#### Available data:
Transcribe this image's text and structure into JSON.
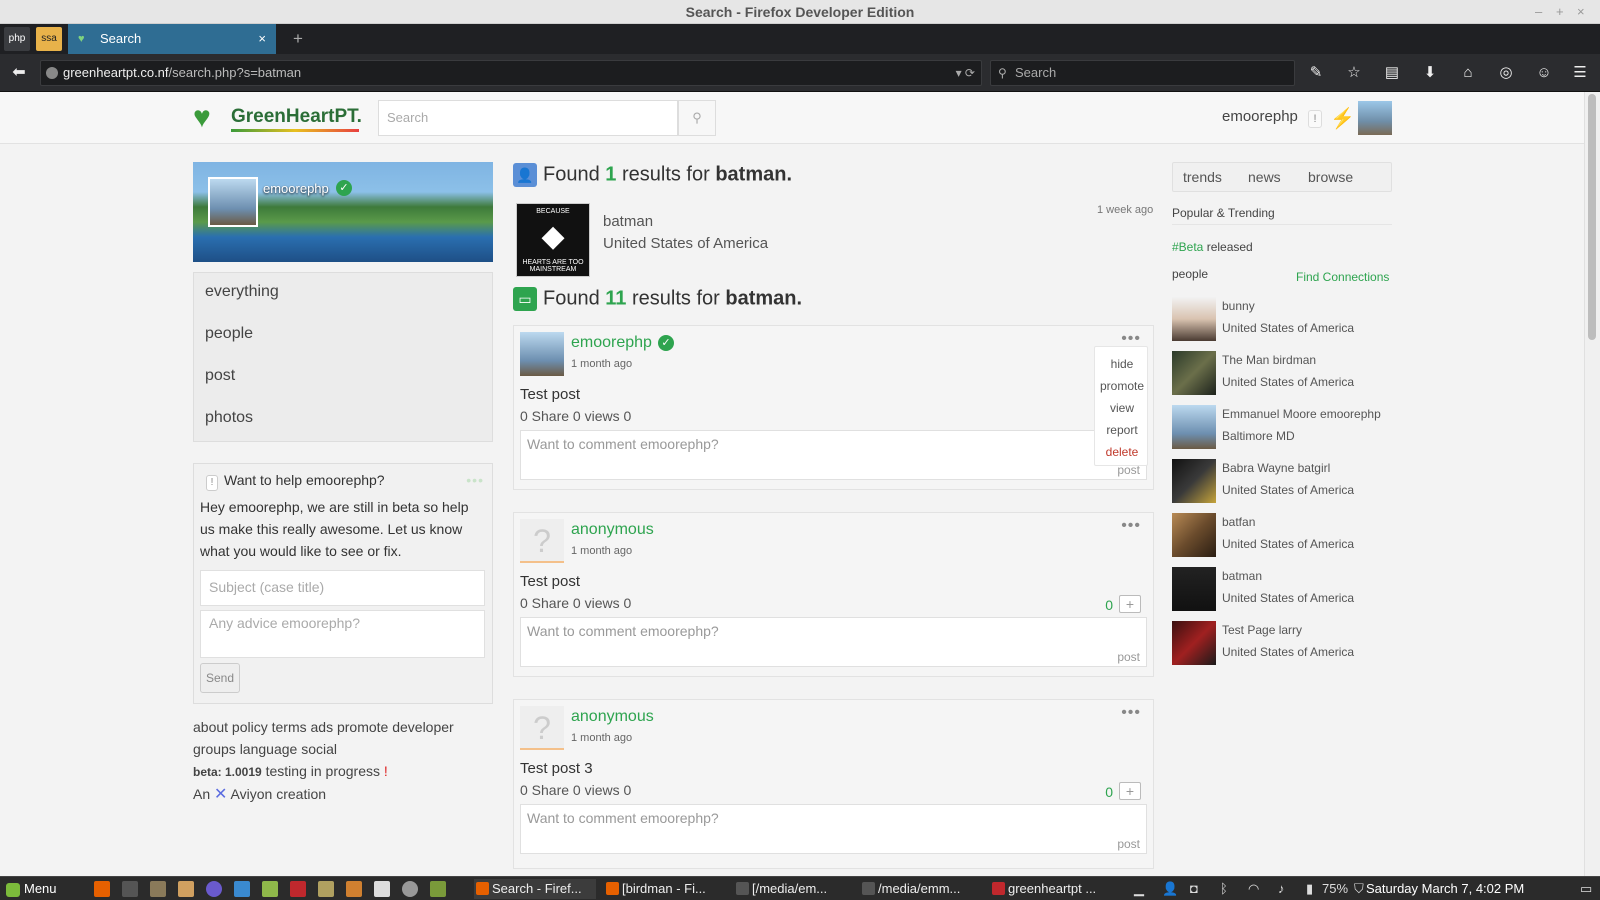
{
  "window": {
    "title": "Search - Firefox Developer Edition",
    "min": "–",
    "max": "+",
    "close": "×"
  },
  "browser": {
    "pinned": [
      "php",
      "ssa"
    ],
    "tab_title": "Search",
    "tab_close": "×",
    "new_tab": "+",
    "url_host": "greenheartpt.co.nf",
    "url_path": "/search.php?s=batman",
    "search_placeholder": "Search"
  },
  "site": {
    "logo": "GreenHeartPT.",
    "search_placeholder": "Search",
    "username": "emoorephp",
    "notif": "!"
  },
  "left": {
    "cover_name": "emoorephp",
    "nav": [
      "everything",
      "people",
      "post",
      "photos"
    ],
    "help_title": "Want to help emoorephp?",
    "help_msg": "Hey emoorephp, we are still in beta so help us make this really awesome. Let us know what you would like to see or fix.",
    "subject_placeholder": "Subject (case title)",
    "advice_placeholder": "Any advice emoorephp?",
    "send": "Send",
    "footer_links": "about policy terms ads promote developer groups language social",
    "beta_label": "beta: 1.0019",
    "beta_text": "testing in progress",
    "beta_bang": "!",
    "creation_a": "An",
    "creation_b": "Aviyon creation"
  },
  "results": {
    "people": {
      "prefix": "Found",
      "count": "1",
      "mid": "results for",
      "term": "batman."
    },
    "person": {
      "name": "batman",
      "location": "United States of America",
      "ago": "1 week ago",
      "thumb_top": "BECAUSE",
      "thumb_bottom": "HEARTS ARE TOO MAINSTREAM"
    },
    "posts": {
      "prefix": "Found",
      "count": "11",
      "mid": "results for",
      "term": "batman."
    },
    "items": [
      {
        "author": "emoorephp",
        "ago": "1 month ago",
        "title": "Test post",
        "stats": "0 Share 0 views 0",
        "placeholder": "Want to comment emoorephp?",
        "post": "post",
        "count": ""
      },
      {
        "author": "anonymous",
        "ago": "1 month ago",
        "title": "Test post",
        "stats": "0 Share 0 views 0",
        "placeholder": "Want to comment emoorephp?",
        "post": "post",
        "count": "0"
      },
      {
        "author": "anonymous",
        "ago": "1 month ago",
        "title": "Test post 3",
        "stats": "0 Share 0 views 0",
        "placeholder": "Want to comment emoorephp?",
        "post": "post",
        "count": "0"
      }
    ],
    "menu": [
      "hide",
      "promote",
      "view",
      "report",
      "delete"
    ]
  },
  "right": {
    "tabs": [
      "trends",
      "news",
      "browse"
    ],
    "popular": "Popular & Trending",
    "beta_tag": "#Beta",
    "beta_rest": "released",
    "people_label": "people",
    "find": "Find Connections",
    "people": [
      {
        "name": "bunny",
        "loc": "United States of America"
      },
      {
        "name": "The Man birdman",
        "loc": "United States of America"
      },
      {
        "name": "Emmanuel Moore emoorephp",
        "loc": "Baltimore MD"
      },
      {
        "name": "Babra Wayne batgirl",
        "loc": "United States of America"
      },
      {
        "name": "batfan",
        "loc": "United States of America"
      },
      {
        "name": "batman",
        "loc": "United States of America"
      },
      {
        "name": "Test Page larry",
        "loc": "United States of America"
      }
    ]
  },
  "taskbar": {
    "menu": "Menu",
    "tasks": [
      "Search - Firef...",
      "[birdman - Fi...",
      "[/media/em...",
      "/media/emm...",
      "greenheartpt ..."
    ],
    "battery": "75%",
    "clock": "Saturday March  7,  4:02 PM"
  }
}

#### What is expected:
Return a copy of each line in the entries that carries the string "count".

#### Output below:
      "count": "1",
      "count": "11",
        "count": ""
        "count": "0"
        "count": "0"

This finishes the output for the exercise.